Shanta Lee Gander is the author of Ghettoclaustrophobia: Dreamin of Mama While Trying to Speak Woman in Woke Tongues, the winner of the 2020 Diode Press full-length book prize with an honorable mention from the Sheila Margaret Motton prize, and reviews featured in the Poetry Foundation's Harriet Books, Seven Days, and the Kenyon Review. Black Metamorphoses is Gander's second full length poetry collection inspired by her lifelong love of mythology, was shortlisted for the 2021 Cowles Poetry Book Prize, and named a finalist in the 2021 Hudson prize. When Gander is not writing poetry, she is working on her memoir project, doing arts and culture reviews for Vermont Public Radio, and tending to her photography projects. She has an undergraduate degree in Women, Gender, and Sexuality from Trinity College, an M.B.A. from the University of Hartford, and her M.F.A. in Creative Non-Fiction and Poetry from the Vermont College of Fine Arts. She teaches Media Studies at The Putney School and enjoys anything that allows her to explore beneath the surface (especially breaking into abandoned places). To see her visual art or read more of her work, visit: Shantaleegander.com.
Reviews


Sometimes you have to reach far and wide to get at the
truth. The reaching is the "birthing [of a] new alphabet for desire." Shanta
Lee Gander is in search of that new language, an unbroken path to the truth.
Inspired by Ovid, her Black Metamorphoses fuses new poetry
with old forms to make things right through needful change. The travesty of
slavery and the discovery of hope "bring us nectar that bathes wounds." Read
this book and be dazzled into a new way of seeing.


--Pablo Medina, Foreigner's
Song: New and Selected Poems



Starting before Eve, Shanta Lee
Gander's collection, Black Metamorphoses,
begins with an earnest desire to know what will be buried in us, in our blood.
What is left in the wake of our hunger?
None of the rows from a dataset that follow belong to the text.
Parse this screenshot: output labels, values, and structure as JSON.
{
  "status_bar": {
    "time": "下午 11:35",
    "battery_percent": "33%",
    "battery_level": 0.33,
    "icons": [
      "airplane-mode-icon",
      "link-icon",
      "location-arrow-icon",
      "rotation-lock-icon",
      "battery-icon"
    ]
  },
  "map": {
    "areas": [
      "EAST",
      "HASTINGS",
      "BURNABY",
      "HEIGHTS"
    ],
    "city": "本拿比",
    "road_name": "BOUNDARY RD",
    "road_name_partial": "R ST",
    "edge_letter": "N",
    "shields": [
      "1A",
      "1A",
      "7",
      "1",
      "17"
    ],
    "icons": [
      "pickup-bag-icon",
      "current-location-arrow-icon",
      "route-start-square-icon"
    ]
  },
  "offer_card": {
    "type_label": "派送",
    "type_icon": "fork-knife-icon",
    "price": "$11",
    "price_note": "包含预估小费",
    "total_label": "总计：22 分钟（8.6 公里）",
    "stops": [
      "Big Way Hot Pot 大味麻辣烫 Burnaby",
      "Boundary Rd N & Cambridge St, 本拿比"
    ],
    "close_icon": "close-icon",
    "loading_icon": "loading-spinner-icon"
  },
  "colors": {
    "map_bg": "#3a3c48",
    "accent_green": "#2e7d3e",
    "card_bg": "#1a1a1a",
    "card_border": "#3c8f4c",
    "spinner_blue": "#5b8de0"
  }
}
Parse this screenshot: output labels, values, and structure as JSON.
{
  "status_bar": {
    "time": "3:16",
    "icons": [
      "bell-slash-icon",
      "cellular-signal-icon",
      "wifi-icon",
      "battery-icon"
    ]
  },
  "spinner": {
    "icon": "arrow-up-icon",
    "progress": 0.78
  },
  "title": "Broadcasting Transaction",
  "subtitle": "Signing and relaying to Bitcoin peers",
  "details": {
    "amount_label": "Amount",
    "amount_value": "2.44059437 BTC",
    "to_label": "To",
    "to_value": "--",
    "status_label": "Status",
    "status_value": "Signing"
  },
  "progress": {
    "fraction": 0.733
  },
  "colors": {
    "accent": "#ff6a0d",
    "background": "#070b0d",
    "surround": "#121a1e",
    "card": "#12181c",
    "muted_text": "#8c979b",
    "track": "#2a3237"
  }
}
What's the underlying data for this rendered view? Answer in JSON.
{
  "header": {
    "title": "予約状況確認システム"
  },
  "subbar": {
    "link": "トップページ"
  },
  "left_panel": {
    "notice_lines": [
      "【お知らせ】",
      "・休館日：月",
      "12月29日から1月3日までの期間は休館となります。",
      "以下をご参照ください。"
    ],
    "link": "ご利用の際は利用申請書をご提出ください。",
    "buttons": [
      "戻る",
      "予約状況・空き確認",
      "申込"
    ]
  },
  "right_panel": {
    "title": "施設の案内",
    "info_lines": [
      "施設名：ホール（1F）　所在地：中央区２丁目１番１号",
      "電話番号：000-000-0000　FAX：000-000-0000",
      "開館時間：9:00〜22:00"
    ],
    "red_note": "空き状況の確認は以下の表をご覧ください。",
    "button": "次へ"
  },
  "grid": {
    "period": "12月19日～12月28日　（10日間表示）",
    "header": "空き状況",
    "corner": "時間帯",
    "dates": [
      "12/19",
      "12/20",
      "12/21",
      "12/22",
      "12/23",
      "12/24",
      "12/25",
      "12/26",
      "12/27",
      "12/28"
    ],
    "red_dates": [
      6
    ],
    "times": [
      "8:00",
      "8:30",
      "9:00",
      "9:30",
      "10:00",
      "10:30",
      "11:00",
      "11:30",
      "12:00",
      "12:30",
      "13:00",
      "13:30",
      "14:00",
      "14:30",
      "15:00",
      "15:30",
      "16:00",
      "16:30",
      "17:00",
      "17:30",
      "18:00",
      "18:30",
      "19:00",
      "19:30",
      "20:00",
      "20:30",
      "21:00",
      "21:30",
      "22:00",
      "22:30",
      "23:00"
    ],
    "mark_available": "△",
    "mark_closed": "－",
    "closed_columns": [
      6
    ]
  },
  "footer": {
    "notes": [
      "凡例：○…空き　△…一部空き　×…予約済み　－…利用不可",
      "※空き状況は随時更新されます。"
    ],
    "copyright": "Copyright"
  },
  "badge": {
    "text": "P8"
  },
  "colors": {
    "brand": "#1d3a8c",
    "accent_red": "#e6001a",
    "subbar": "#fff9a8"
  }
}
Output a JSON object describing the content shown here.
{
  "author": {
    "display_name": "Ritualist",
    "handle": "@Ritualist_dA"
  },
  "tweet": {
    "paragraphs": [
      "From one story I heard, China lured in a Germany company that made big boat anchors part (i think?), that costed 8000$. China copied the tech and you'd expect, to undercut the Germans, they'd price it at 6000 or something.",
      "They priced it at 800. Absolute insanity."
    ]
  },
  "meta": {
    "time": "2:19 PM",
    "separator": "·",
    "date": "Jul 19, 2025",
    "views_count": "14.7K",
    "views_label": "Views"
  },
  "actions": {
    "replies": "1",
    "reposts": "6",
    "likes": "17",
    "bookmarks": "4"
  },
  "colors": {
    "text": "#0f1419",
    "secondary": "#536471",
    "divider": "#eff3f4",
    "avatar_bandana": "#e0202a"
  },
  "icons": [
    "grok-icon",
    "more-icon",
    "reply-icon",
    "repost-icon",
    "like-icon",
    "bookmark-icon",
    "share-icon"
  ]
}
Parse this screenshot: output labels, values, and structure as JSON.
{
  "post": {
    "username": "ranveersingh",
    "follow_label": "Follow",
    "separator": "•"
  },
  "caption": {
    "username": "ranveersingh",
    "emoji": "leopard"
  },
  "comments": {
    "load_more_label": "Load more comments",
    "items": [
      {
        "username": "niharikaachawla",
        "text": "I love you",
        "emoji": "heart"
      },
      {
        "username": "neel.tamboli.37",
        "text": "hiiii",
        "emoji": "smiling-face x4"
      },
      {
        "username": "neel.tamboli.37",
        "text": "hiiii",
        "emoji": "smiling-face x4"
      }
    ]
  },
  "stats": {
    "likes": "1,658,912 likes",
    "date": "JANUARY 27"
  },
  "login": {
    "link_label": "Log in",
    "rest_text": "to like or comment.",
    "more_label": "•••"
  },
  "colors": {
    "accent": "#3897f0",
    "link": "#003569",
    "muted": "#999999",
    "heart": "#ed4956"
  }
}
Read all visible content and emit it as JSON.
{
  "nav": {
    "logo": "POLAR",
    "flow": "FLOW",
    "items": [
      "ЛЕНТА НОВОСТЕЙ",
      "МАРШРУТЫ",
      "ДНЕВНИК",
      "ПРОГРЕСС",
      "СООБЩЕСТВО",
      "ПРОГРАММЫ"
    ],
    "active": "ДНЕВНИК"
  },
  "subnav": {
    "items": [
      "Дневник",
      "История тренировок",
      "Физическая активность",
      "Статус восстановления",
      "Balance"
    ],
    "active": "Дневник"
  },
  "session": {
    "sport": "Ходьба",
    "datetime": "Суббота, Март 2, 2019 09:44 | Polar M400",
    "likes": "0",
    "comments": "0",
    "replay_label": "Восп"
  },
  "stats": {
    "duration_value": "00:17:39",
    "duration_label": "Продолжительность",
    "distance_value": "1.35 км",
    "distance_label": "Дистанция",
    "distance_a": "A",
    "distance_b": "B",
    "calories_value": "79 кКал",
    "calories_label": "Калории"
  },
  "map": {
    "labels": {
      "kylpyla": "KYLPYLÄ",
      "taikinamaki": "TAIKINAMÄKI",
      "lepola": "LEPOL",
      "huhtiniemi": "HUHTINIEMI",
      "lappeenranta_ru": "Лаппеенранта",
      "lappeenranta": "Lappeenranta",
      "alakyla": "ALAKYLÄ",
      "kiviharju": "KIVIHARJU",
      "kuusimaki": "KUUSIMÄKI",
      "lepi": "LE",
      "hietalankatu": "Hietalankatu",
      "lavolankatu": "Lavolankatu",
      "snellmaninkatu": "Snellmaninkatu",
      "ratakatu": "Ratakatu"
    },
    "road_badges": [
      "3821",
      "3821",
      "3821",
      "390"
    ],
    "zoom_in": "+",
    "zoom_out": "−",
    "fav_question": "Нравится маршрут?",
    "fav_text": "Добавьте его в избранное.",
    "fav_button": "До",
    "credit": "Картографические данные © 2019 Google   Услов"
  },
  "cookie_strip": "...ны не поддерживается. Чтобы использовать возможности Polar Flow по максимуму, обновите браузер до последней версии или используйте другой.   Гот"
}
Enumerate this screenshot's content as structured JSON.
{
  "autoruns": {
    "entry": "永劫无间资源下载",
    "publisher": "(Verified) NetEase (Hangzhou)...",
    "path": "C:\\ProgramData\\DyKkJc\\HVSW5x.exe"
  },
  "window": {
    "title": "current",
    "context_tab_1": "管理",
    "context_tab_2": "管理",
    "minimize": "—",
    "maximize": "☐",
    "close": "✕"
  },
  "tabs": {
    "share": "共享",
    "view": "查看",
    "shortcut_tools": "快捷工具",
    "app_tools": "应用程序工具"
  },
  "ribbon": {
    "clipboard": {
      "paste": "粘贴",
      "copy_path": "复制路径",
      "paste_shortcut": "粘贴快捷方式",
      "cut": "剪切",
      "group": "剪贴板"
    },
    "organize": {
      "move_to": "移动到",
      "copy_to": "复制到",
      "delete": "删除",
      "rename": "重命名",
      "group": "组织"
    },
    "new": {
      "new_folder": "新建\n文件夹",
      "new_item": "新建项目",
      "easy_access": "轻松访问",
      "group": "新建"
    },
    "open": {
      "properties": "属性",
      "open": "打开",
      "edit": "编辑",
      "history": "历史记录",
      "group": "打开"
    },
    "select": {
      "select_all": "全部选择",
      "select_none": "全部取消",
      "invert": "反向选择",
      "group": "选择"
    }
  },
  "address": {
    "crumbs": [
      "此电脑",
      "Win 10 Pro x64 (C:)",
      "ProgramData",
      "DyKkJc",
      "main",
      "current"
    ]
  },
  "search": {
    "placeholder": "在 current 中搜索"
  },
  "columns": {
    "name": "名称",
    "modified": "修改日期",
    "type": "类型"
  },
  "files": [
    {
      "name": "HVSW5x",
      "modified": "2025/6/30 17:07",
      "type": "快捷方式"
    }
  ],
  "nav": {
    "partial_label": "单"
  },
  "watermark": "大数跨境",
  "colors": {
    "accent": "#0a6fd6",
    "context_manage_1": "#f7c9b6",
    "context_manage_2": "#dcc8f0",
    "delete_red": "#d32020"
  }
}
What myths travel the wind, expand,
implode, pull us in? Gander sees gods reincarnate everywhere and paints them
anew, haints in the garden, in the copper, in a leather purse, even "These
fingernails filled with Black body" are illumined herein. Black Metamorphoses posits that Black folks are nearly invincible,
eternal. Despite what we carry and how far, we'll keep on living.

--Remica
Bingham-Risher, Soul Culture: Black Poets, Books, and Questions that Grew Me
Up



I
hesitate to call any work of contemporary poetry an epic but no other word will describe Shanta Lee Gander's Black
Metamorphoses
. Gander is an audacious mythmaker, inspired by Ovid
but also keen to debunk the Eurocentric patriarchy that he represents. In a
series of wildly ambitious and formally inventive monologues and character
studies, Gander offers a searing threnody for the victims of slavery and the
African Diaspora. Yet the book is also a moving and hard-won celebration of the
black body: the rituals of mourning give way to empowerment. As she writes in
one poem, "It be
both crown and burden, / glory of yours and grievance of othas/ Be not touched
by jus any hands, / it be bridge to your making or the road to a bound soul." Black Metamorphoses is a stunning accomplishment.

--David Wojahn, From the Valley of Making: Essays on the Craft of Poetry (Poets
On Poetry)